Top London matrimonial lawyer Ayesha Vardag comments on reports that Chelsea midfielder Frank Lampard’s ex-fiance Elen Rivesmay may be entitled to up to half of his £23m fortune, despite not being married to him.
The Chelsea midfielder Frank Lampard, 30, has a £23m fortune, including a £3m townhouse in Chelsea where he lived with 30-year-old Spanish model Elen Rives and daughters Luna, two, and Isla, one.
He has bought them a house nearby in Fulham after she moved out, close enough to pay regular visits. Speculation says in reports that Elen can expect up to half his riches, but is likely to have to sign a confidentiality agreement.
The couple, both 30, had been engaged for five years — but Lampard has been reportedly caught with other women. Elen is said to have reacted to his first alleged affair by giving back the engagement ring Lampard gave her in 2004. They had been together for seven years in total.
Newspaper reports say they have ensured there will be no bitter financial or legal battles as in other celebrity love splits.
A spokesman added: “Everything has been sorted in such a friendly manner that no solicitors have been involved. They decided to split two months ago, but they delayed making a public announcement until everything was in place and Elen was in the new home that she has chosen.”

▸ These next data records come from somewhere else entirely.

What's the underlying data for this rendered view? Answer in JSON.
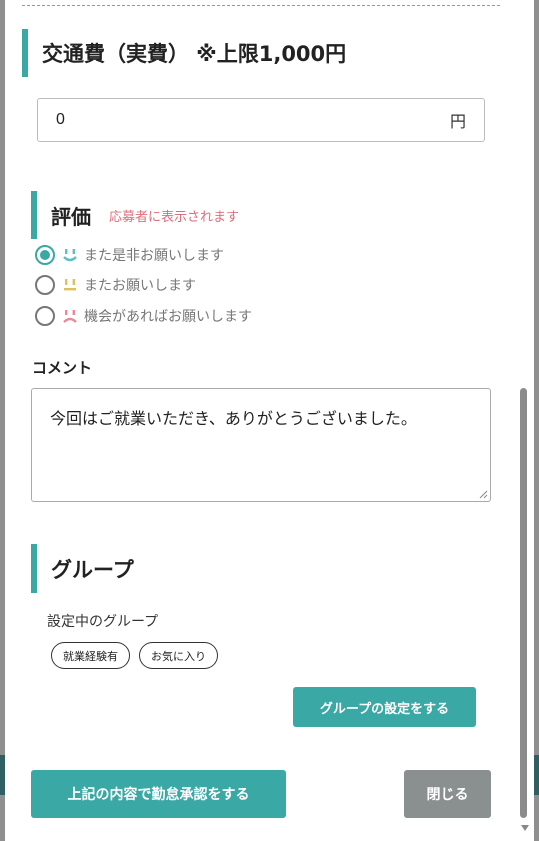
{
  "fare": {
    "title": "交通費（実費） ※上限1,000円",
    "value": "0",
    "unit": "円"
  },
  "evaluation": {
    "title": "評価",
    "note": "応募者に表示されます",
    "options": [
      {
        "label": "また是非お願いします",
        "selected": true,
        "icon": "smile-face-icon",
        "color": "#5bc0c4"
      },
      {
        "label": "またお願いします",
        "selected": false,
        "icon": "neutral-face-icon",
        "color": "#e0c05a"
      },
      {
        "label": "機会があればお願いします",
        "selected": false,
        "icon": "sad-face-icon",
        "color": "#e88a96"
      }
    ]
  },
  "comment": {
    "label": "コメント",
    "value": "今回はご就業いただき、ありがとうございました。"
  },
  "group": {
    "title": "グループ",
    "subtitle": "設定中のグループ",
    "tags": [
      "就業経験有",
      "お気に入り"
    ],
    "set_button": "グループの設定をする"
  },
  "actions": {
    "approve": "上記の内容で勤怠承認をする",
    "close": "閉じる"
  },
  "colors": {
    "accent": "#3aa8a4",
    "note": "#e06d7c",
    "close_button": "#8a8f90"
  }
}
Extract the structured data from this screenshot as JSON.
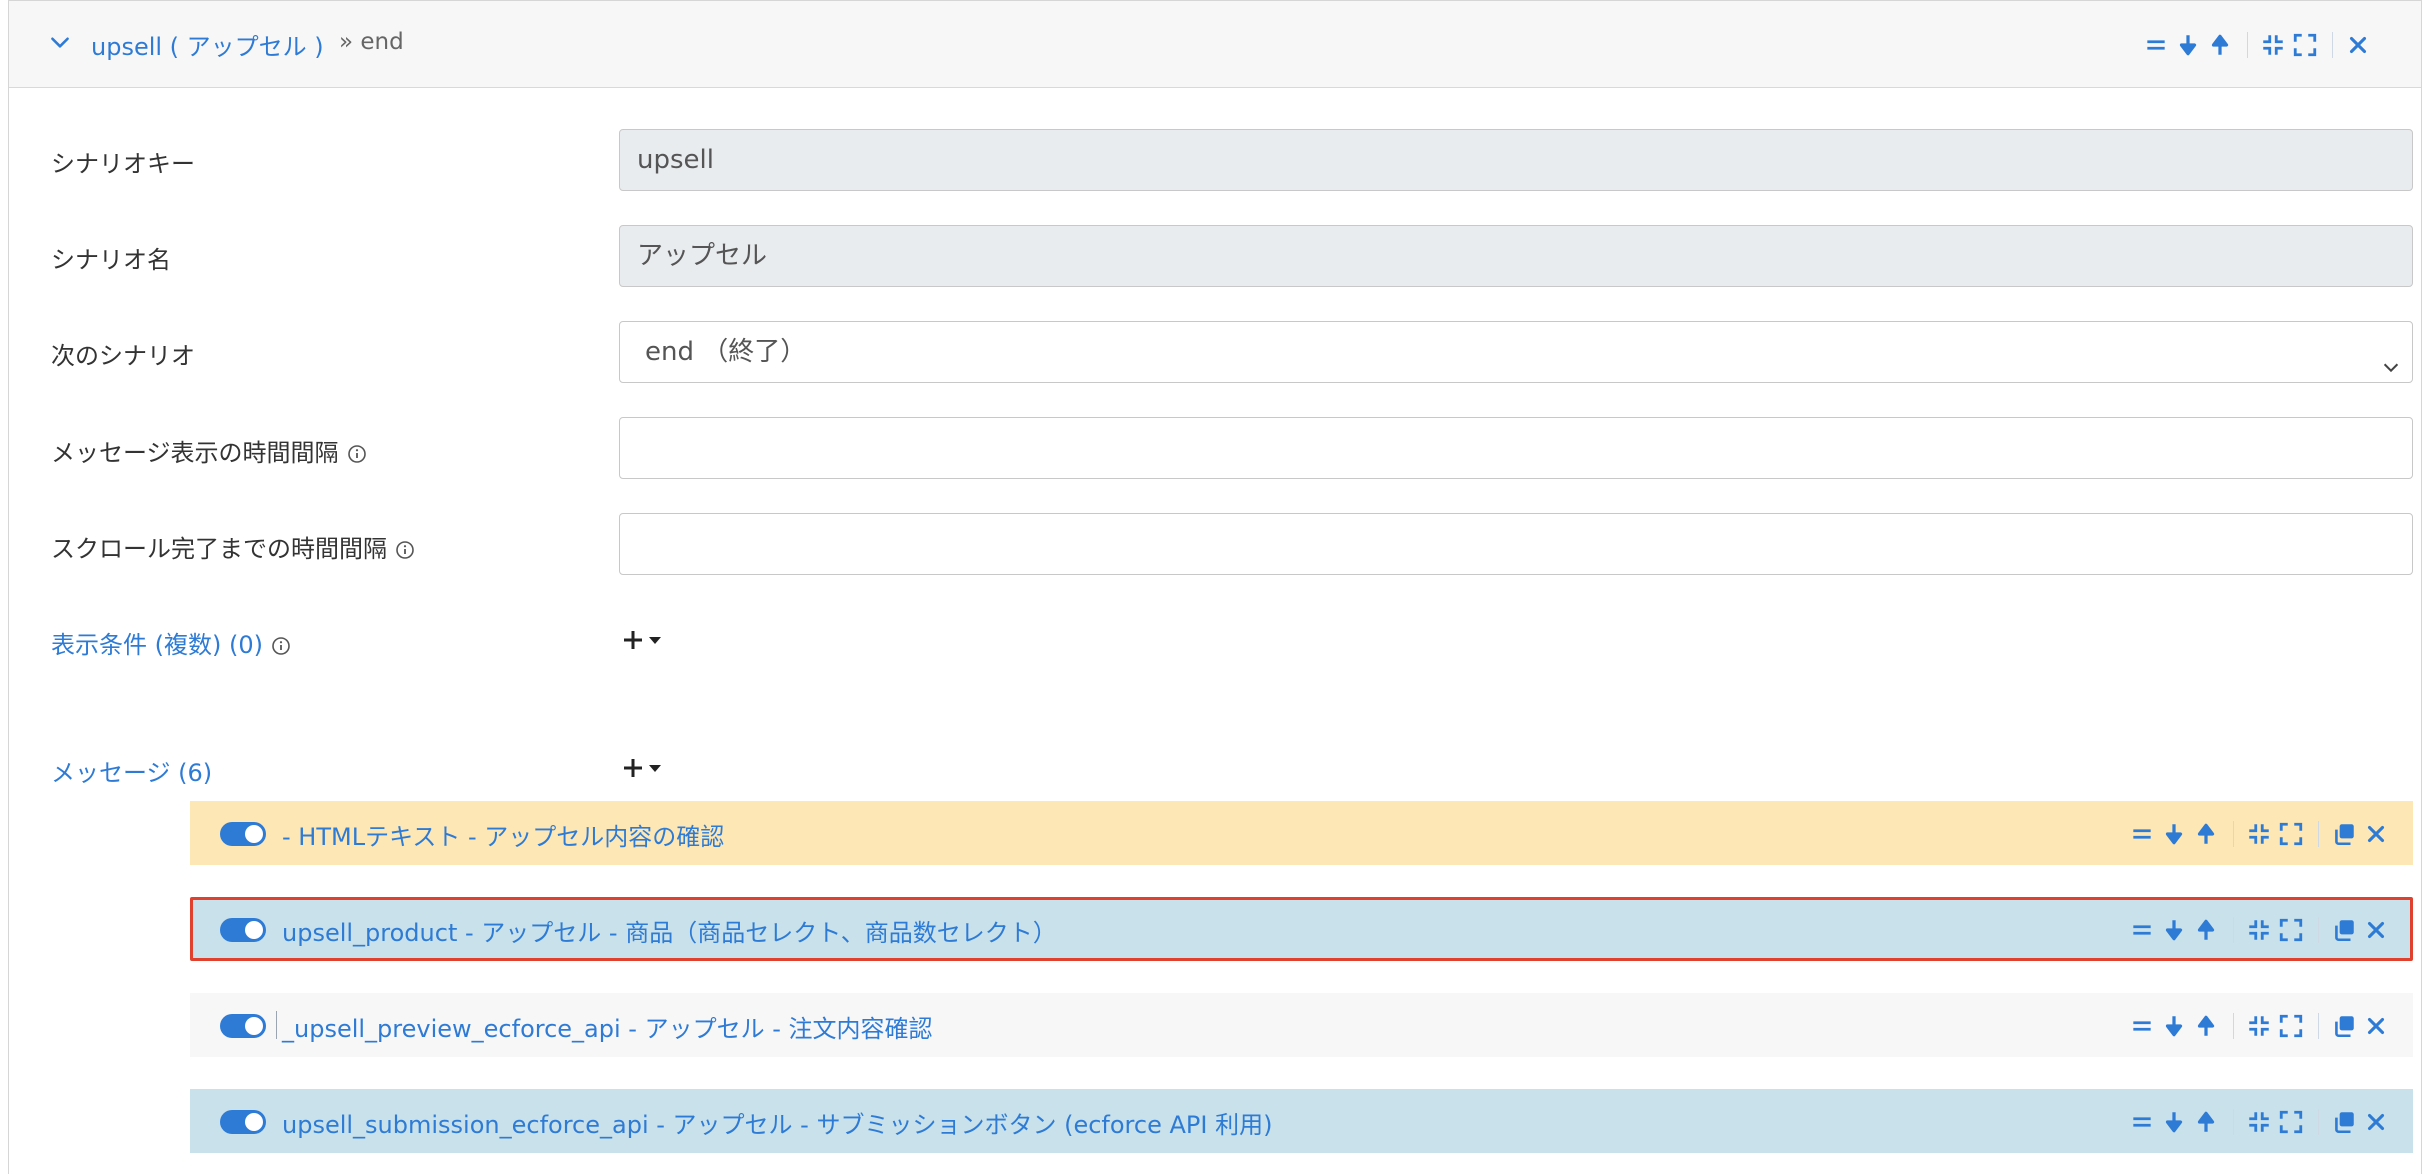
{
  "header": {
    "title": "upsell ( アップセル )",
    "next": "» end"
  },
  "form": {
    "scenario_key_label": "シナリオキー",
    "scenario_key_value": "upsell",
    "scenario_name_label": "シナリオ名",
    "scenario_name_value": "アップセル",
    "next_scenario_label": "次のシナリオ",
    "next_scenario_value": "end （終了）",
    "message_interval_label": "メッセージ表示の時間間隔",
    "message_interval_value": "",
    "scroll_interval_label": "スクロール完了までの時間間隔",
    "scroll_interval_value": "",
    "display_conditions_label": "表示条件 (複数) (0)",
    "messages_label": "メッセージ (6)"
  },
  "messages": [
    {
      "text": "- HTMLテキスト - アップセル内容の確認",
      "enabled": true,
      "highlight": "yellow"
    },
    {
      "text": "upsell_product - アップセル - 商品（商品セレクト、商品数セレクト）",
      "enabled": true,
      "highlight": "blue",
      "selected": true
    },
    {
      "text": "_upsell_preview_ecforce_api - アップセル - 注文内容確認",
      "enabled": true,
      "highlight": "gray"
    },
    {
      "text": "upsell_submission_ecforce_api - アップセル - サブミッションボタン (ecforce API 利用)",
      "enabled": true,
      "highlight": "blue"
    }
  ],
  "icons": {
    "collapse": "chevron-down-icon",
    "reorder": "drag-handle-icon",
    "move_down": "arrow-down-icon",
    "move_up": "arrow-up-icon",
    "shrink": "compress-icon",
    "expand": "expand-icon",
    "copy": "copy-icon",
    "close": "close-icon",
    "info": "info-icon",
    "add": "plus-dropdown-icon"
  },
  "colors": {
    "accent": "#2e7bd6",
    "yellow_row": "#fde7b5",
    "blue_row": "#c9e1ea",
    "selected_border": "#e0402e"
  }
}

Ayesha Vardag comments: “Cohabitation is not marriage. At a time where huge 50-50 payouts on divorce are all over the news, it’s worth remembering that the story is very different if you don’t tie the knot legally.
“Cohabitees can acquire rights in their homes, even if they’re not joint legal owners, under standard property a trust law. If for example, if they have given up a career or had children on a promise that the home is theirs too, or if they have contributed to the purchase price, they may be entitled to a share of the proceeds of sale. This is usually fiddly and expensive to prove, however.

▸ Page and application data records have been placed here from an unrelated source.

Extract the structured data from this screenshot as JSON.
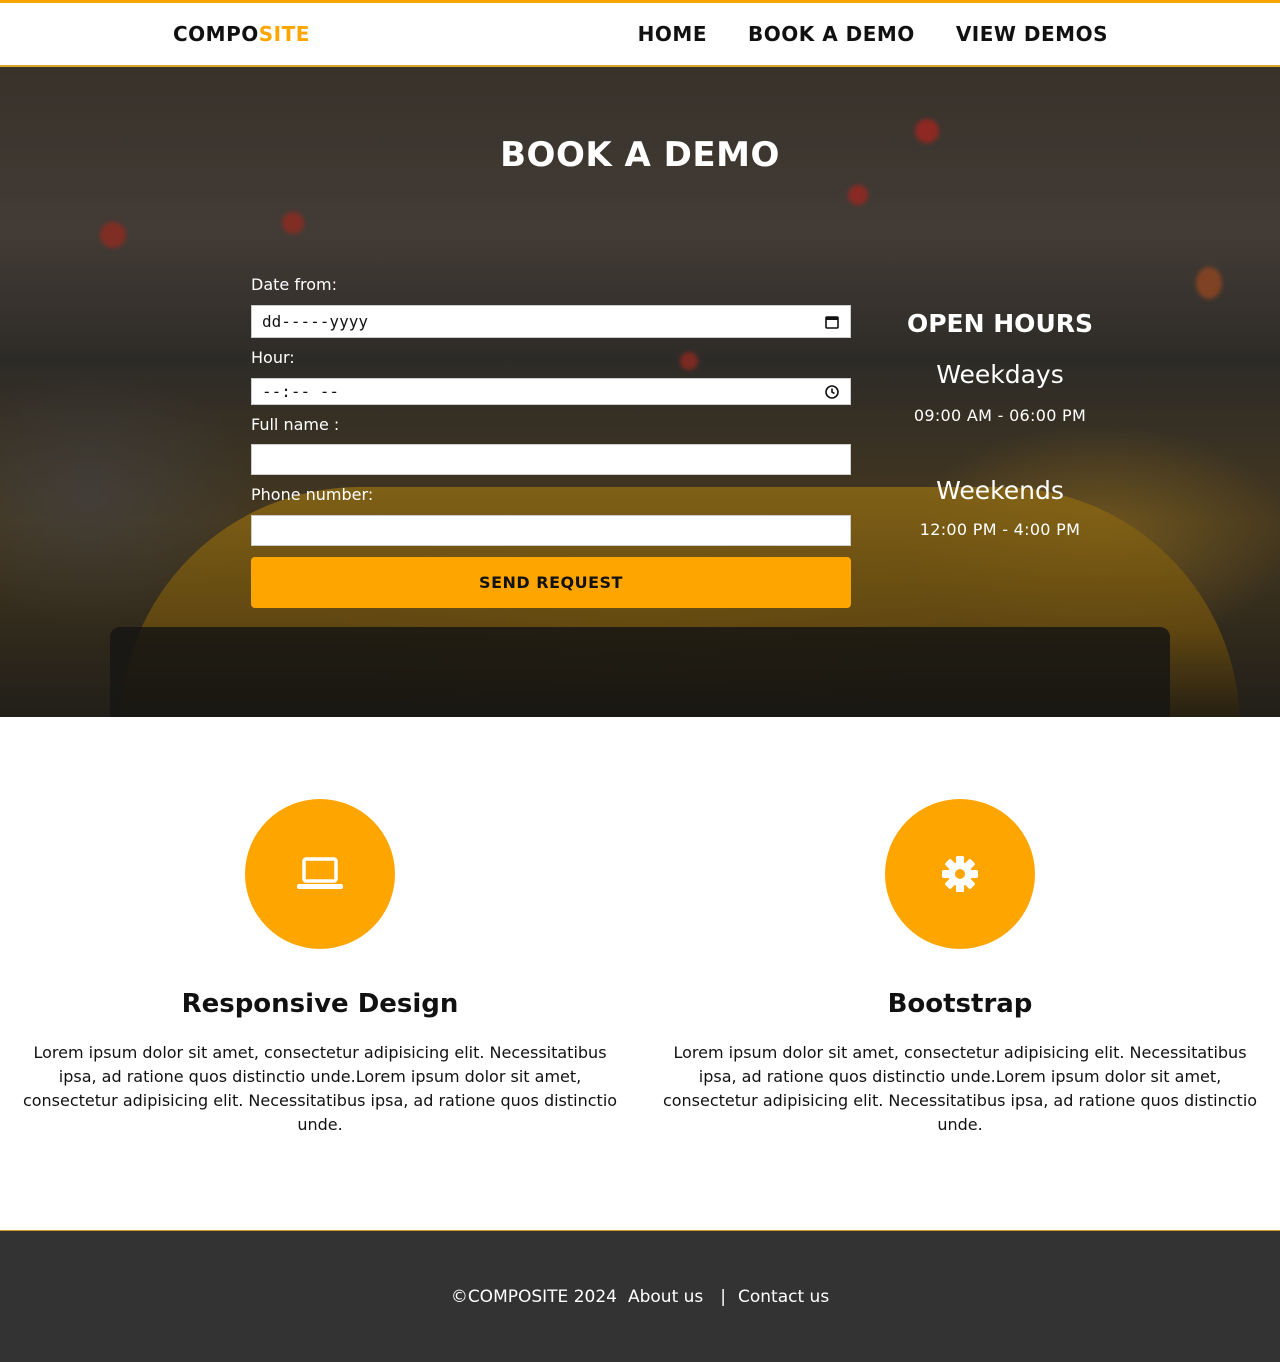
{
  "header": {
    "logo_part1": "COMPO",
    "logo_part2": "SITE",
    "nav": [
      "HOME",
      "BOOK A DEMO",
      "VIEW DEMOS"
    ]
  },
  "hero": {
    "title": "BOOK A DEMO"
  },
  "form": {
    "date_label": "Date from:",
    "date_value": "dd-----yyyy",
    "hour_label": "Hour:",
    "hour_value": "--:-- --",
    "name_label": "Full name :",
    "name_value": "",
    "phone_label": "Phone number:",
    "phone_value": "",
    "submit_label": "SEND REQUEST"
  },
  "open_hours": {
    "title": "OPEN HOURS",
    "weekdays_label": "Weekdays",
    "weekdays_time": "09:00 AM - 06:00 PM",
    "weekends_label": "Weekends",
    "weekends_time": "12:00 PM - 4:00 PM"
  },
  "features": [
    {
      "icon": "laptop-icon",
      "title": "Responsive Design",
      "text": "Lorem ipsum dolor sit amet, consectetur adipisicing elit. Necessitatibus ipsa, ad ratione quos distinctio unde.Lorem ipsum dolor sit amet, consectetur adipisicing elit. Necessitatibus ipsa, ad ratione quos distinctio unde."
    },
    {
      "icon": "gear-icon",
      "title": "Bootstrap",
      "text": "Lorem ipsum dolor sit amet, consectetur adipisicing elit. Necessitatibus ipsa, ad ratione quos distinctio unde.Lorem ipsum dolor sit amet, consectetur adipisicing elit. Necessitatibus ipsa, ad ratione quos distinctio unde."
    }
  ],
  "footer": {
    "copyright": "©COMPOSITE 2024",
    "about": "About us",
    "separator": "|",
    "contact": "Contact us"
  },
  "colors": {
    "accent": "#ffa500",
    "footer_bg": "#333333"
  }
}
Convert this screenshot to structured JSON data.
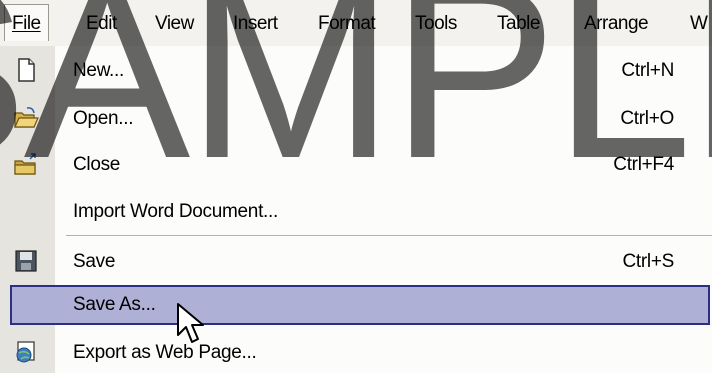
{
  "menubar": {
    "file": "File",
    "edit": "Edit",
    "view": "View",
    "insert": "Insert",
    "format": "Format",
    "tools": "Tools",
    "table": "Table",
    "arrange": "Arrange",
    "window_partial": "W"
  },
  "file_menu": {
    "items": [
      {
        "label": "New...",
        "shortcut": "Ctrl+N",
        "icon": "new-document-icon"
      },
      {
        "label": "Open...",
        "shortcut": "Ctrl+O",
        "icon": "open-folder-icon"
      },
      {
        "label": "Close",
        "shortcut": "Ctrl+F4",
        "icon": "close-folder-icon"
      },
      {
        "label": "Import Word Document...",
        "shortcut": "",
        "icon": ""
      },
      {
        "label": "Save",
        "shortcut": "Ctrl+S",
        "icon": "floppy-disk-icon"
      },
      {
        "label": "Save As...",
        "shortcut": "",
        "icon": "",
        "highlighted": true
      },
      {
        "label": "Export as Web Page...",
        "shortcut": "",
        "icon": "export-web-icon"
      }
    ]
  },
  "watermark": {
    "text": "SAMPLE"
  },
  "colors": {
    "highlight_fill": "#aeb0d6",
    "highlight_border": "#2c2f86",
    "gutter": "#e6e4de",
    "menubar": "#f3f2ee"
  }
}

“Cohabitees can also have payments for maintenance for their children, including an allowance for them as carers, a one-off lump sum, strictly needs-based, for cars, property renovation, debt payments, etc (not for a home), and they can have a house held on trust to be in with the children until they grow up, when it will revert to their former partner.
“While that can all be very substantial and can meet a cohabitee’s needs for his or herself and the children for a time, it’s a far cry from sharing in the millions they may have helped to build up in their partner’s name. And after the children grow up, it’s goodbye to the home and the cohabite, who may have given everything up for their partner’s career, and they may be out on the street.“

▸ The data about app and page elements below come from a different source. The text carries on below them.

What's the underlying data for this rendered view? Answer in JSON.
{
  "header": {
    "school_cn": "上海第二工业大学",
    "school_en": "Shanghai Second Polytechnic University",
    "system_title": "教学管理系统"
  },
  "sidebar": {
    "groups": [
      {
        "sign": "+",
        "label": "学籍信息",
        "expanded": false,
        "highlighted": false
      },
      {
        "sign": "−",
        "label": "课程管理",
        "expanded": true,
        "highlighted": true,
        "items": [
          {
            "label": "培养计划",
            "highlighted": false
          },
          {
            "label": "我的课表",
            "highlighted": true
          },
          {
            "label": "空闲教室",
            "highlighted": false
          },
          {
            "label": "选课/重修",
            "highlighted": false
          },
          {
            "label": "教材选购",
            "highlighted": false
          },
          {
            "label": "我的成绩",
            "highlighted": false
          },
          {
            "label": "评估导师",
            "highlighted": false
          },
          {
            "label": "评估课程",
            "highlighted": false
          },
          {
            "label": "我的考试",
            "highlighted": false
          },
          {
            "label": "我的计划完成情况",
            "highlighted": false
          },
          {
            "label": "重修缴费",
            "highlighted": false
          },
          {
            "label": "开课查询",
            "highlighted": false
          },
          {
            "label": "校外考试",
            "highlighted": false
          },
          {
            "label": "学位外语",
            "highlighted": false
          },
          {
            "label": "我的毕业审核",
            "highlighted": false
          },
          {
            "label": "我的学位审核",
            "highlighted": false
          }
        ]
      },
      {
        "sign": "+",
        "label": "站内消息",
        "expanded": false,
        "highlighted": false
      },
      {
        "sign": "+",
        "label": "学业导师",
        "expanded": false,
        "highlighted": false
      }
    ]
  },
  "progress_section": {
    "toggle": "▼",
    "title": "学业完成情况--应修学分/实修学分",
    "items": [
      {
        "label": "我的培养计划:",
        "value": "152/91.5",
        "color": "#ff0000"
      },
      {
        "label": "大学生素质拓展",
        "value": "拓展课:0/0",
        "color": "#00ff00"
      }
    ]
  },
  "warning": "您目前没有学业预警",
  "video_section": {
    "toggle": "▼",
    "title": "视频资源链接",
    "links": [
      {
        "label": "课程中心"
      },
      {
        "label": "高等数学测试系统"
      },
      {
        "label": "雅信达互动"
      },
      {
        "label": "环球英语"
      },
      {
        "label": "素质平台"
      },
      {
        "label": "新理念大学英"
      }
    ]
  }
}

Ayesha Vardag graduated from Cambridge University with Honours in Law and from Brussels with a Master’s in European Law, working at the International Courts of Justice in the Hague, the UN(IAEA) in Vienna, Linklaters (finance law) and Sears Tooth (divorce law).
Her firm, Ayesha Vardag Solicitors, works at the cutting edge of family law in leading cases involving “big money“ and complex international issues.